Data for the task:

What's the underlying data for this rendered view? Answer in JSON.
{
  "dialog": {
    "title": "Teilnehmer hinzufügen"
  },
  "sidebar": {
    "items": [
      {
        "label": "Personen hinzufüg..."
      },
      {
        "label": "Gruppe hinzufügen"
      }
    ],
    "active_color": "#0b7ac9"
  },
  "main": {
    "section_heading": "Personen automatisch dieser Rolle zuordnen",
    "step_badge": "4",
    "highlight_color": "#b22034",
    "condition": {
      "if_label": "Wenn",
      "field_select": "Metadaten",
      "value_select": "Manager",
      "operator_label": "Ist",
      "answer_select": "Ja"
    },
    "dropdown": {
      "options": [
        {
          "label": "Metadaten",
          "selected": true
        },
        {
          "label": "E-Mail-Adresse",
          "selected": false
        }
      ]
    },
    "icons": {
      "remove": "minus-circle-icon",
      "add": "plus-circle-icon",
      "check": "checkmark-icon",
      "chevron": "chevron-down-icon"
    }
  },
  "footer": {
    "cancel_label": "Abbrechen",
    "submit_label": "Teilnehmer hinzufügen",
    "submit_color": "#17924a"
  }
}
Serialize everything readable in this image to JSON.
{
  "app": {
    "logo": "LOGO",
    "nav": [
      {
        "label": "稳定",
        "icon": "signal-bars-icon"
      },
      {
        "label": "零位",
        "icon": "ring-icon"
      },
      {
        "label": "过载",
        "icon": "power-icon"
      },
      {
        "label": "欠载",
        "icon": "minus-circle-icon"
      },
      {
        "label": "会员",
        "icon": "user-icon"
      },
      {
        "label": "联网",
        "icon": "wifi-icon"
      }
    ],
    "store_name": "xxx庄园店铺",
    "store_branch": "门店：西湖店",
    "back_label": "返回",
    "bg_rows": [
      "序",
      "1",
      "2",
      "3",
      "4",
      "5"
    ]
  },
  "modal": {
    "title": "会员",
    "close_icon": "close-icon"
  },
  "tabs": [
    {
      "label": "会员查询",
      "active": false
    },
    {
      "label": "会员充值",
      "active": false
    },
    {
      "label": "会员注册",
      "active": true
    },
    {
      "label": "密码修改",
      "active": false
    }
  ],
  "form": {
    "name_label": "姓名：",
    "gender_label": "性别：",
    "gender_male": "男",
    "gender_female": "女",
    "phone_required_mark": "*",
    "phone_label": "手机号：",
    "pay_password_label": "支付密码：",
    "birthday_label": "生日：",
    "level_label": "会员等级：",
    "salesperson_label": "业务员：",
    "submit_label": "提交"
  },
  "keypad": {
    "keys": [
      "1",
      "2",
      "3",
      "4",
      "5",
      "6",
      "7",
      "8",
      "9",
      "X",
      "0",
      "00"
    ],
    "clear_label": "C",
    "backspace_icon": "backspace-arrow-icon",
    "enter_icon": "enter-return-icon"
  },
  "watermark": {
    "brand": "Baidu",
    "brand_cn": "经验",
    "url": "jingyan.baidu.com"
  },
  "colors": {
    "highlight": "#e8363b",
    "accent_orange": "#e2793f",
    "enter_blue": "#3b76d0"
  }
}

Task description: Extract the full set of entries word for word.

Solution for this exercise:
What's the underlying data for this rendered view? Answer in JSON.
{
  "dialog": {
    "title": "Teilnehmer hinzufügen"
  },
  "sidebar": {
    "items": [
      {
        "label": "Personen hinzufüg..."
      },
      {
        "label": "Gruppe hinzufügen"
      }
    ],
    "active_color": "#0b7ac9"
  },
  "main": {
    "section_heading": "Personen automatisch dieser Rolle zuordnen",
    "step_badge": "4",
    "highlight_color": "#b22034",
    "condition": {
      "if_label": "Wenn",
      "field_select": "Metadaten",
      "value_select": "Manager",
      "operator_label": "Ist",
      "answer_select": "Ja"
    },
    "dropdown": {
      "options": [
        {
          "label": "Metadaten",
          "selected": true
        },
        {
          "label": "E-Mail-Adresse",
          "selected": false
        }
      ]
    },
    "icons": {
      "remove": "minus-circle-icon",
      "add": "plus-circle-icon",
      "check": "checkmark-icon",
      "chevron": "chevron-down-icon"
    }
  },
  "footer": {
    "cancel_label": "Abbrechen",
    "submit_label": "Teilnehmer hinzufügen",
    "submit_color": "#17924a"
  }
}
Serialize everything readable in this image to JSON.
{
  "app": {
    "logo": "LOGO",
    "nav": [
      {
        "label": "稳定",
        "icon": "signal-bars-icon"
      },
      {
        "label": "零位",
        "icon": "ring-icon"
      },
      {
        "label": "过载",
        "icon": "power-icon"
      },
      {
        "label": "欠载",
        "icon": "minus-circle-icon"
      },
      {
        "label": "会员",
        "icon": "user-icon"
      },
      {
        "label": "联网",
        "icon": "wifi-icon"
      }
    ],
    "store_name": "xxx庄园店铺",
    "store_branch": "门店：西湖店",
    "back_label": "返回",
    "bg_rows": [
      "序",
      "1",
      "2",
      "3",
      "4",
      "5"
    ]
  },
  "modal": {
    "title": "会员",
    "close_icon": "close-icon"
  },
  "tabs": [
    {
      "label": "会员查询",
      "active": false
    },
    {
      "label": "会员充值",
      "active": false
    },
    {
      "label": "会员注册",
      "active": true
    },
    {
      "label": "密码修改",
      "active": false
    }
  ],
  "form": {
    "name_label": "姓名：",
    "gender_label": "性别：",
    "gender_male": "男",
    "gender_female": "女",
    "phone_required_mark": "*",
    "phone_label": "手机号：",
    "pay_password_label": "支付密码：",
    "birthday_label": "生日：",
    "level_label": "会员等级：",
    "salesperson_label": "业务员：",
    "submit_label": "提交"
  },
  "keypad": {
    "keys": [
      "1",
      "2",
      "3",
      "4",
      "5",
      "6",
      "7",
      "8",
      "9",
      "X",
      "0",
      "00"
    ],
    "clear_label": "C",
    "backspace_icon": "backspace-arrow-icon",
    "enter_icon": "enter-return-icon"
  },
  "watermark": {
    "brand": "Baidu",
    "brand_cn": "经验",
    "url": "jingyan.baidu.com"
  },
  "colors": {
    "highlight": "#e8363b",
    "accent_orange": "#e2793f",
    "enter_blue": "#3b76d0"
  }
}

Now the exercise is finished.